INPUT DATA: Begin
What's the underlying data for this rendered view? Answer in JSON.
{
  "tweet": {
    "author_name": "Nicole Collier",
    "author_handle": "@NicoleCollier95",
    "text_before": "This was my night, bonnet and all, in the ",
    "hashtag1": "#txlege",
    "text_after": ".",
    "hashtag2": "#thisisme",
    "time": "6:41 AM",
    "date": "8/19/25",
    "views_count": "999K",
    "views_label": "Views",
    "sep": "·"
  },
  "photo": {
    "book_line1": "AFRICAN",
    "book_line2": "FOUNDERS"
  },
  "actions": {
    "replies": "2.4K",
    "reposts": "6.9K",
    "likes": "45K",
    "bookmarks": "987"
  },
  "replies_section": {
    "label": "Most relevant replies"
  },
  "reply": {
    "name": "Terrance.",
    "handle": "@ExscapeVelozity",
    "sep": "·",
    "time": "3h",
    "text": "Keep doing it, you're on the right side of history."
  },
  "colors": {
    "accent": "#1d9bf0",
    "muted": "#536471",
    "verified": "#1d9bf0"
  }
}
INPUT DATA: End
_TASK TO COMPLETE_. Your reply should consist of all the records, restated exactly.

_TASK SOLUTION_.
What's the underlying data for this rendered view? Answer in JSON.
{
  "tweet": {
    "author_name": "Nicole Collier",
    "author_handle": "@NicoleCollier95",
    "text_before": "This was my night, bonnet and all, in the ",
    "hashtag1": "#txlege",
    "text_after": ".",
    "hashtag2": "#thisisme",
    "time": "6:41 AM",
    "date": "8/19/25",
    "views_count": "999K",
    "views_label": "Views",
    "sep": "·"
  },
  "photo": {
    "book_line1": "AFRICAN",
    "book_line2": "FOUNDERS"
  },
  "actions": {
    "replies": "2.4K",
    "reposts": "6.9K",
    "likes": "45K",
    "bookmarks": "987"
  },
  "replies_section": {
    "label": "Most relevant replies"
  },
  "reply": {
    "name": "Terrance.",
    "handle": "@ExscapeVelozity",
    "sep": "·",
    "time": "3h",
    "text": "Keep doing it, you're on the right side of history."
  },
  "colors": {
    "accent": "#1d9bf0",
    "muted": "#536471",
    "verified": "#1d9bf0"
  }
}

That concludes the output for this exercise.